All of these analyses support the conclusion that Rockford's placement practices skewed enrollments in favor of whites over and above that which can be explained by measured achievement.
Supporting Data and Analyses
Percentage of students in overlapped range of qualifying achievement scores in regular & gifted grade 5 -- 1986-1987 -- by race (black, Hispanic, & white) and school -- See attached figures.
New analyses of the percentage of students in overlapped range of qualifying achievement scores in junior high school basic, regular, honors (or accelerated), and gifted courses in English & mathematics -- 1989-90 -- grade 8 by race (black, Hispanic, & white) & school. (Computed pairwise -- e.g., compare percentage of "overlap" students by race (black, Hispanic, & white) in basic and regular; then regular and honors, etc.)
New analyses of the percentage of students in overlapped range of qualifying achievement scores in high school basic, regular, honors (or accelerated), and gifted English and Science courses -- 1986-1987 grade 10 by race (black, Hispanic, & white) & school (Computed pairwise)
New analyses of the percentage of students in overlapped range of qualifying achievement scores in 4 types of high school math courses: a) non-college-bound math (basic, general, consumer, & business) b) slow-track college-bound math (Fund of Alg 1A-B; Fund of Algebra 2A-B), c) regular college bound (Geometry 1-2), d) fast-track college-bound (Honors Geometry, Intermediate Algebra, Algebra 3) by race (black, Hispanic, & white) & school (Computed pairwise)
Ranges of Student Achievement in Courses at Different Track Levels
Overlap in Qualifying Ranges Between Track Levels
Racial Composition of Overlapping Achievement Ranges
Honors/regular overlapping qualifying score range =50-99 NP
% of overlapping range in honors level comprised of black students = 5%
% of overlapping range in regular level comprised of black students = 6%
Regular/basic overlapping qualifying score range = 1-72 NP
% of overlapping range in regular level comprised of black students = 24%
% of overlapping range in basic level comprised of black students = 56%
Honors/basic overlapping qualifying score range = 50-72 NP
% of overlapping range in honors level comprised of black students = 5%
% of overlapping range in basic level comprised of black students = 60%
Note: 6 of 7 highest scores in basic class are black, including the top scoring student at 72 NP
Note: Some of the percentages on this figure and those that follow (5.1-2-15) have been adjusted slightly from those presented in the March 9 report to make them consistent with the data presented in Tables 5.1 -- 16, 17, and 18. Changes in these percentages result from new analyses performed subsequent to closely examining the data at UCLA and eliminating ambiguous or partially missing cases.
Ranges of Student Achievement in Courses at Different Track Levels
Overlap in Qualifying Ranges Between Track Levels
Racial Composition of Overlapping ...

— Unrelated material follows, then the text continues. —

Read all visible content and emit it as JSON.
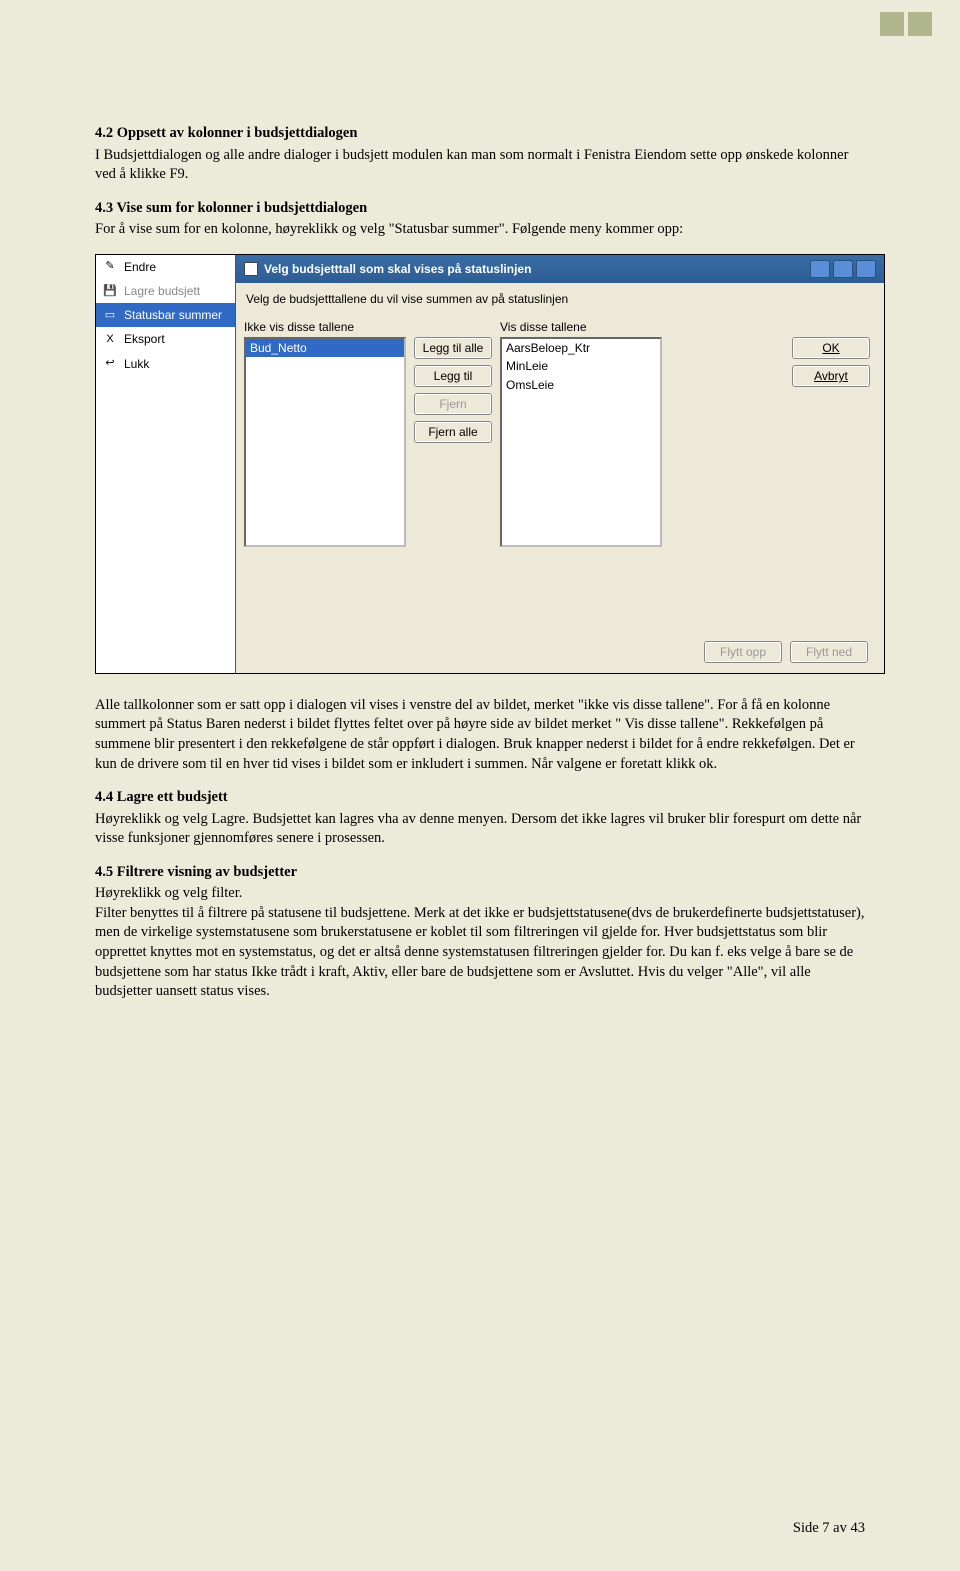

Buy This Entire Record For $7.95

Download the entire decision to receive the complete text, official citation,
docket number, dissents and concurrences, and footnotes for this case.

Learn more about what you receive with purchase of this case.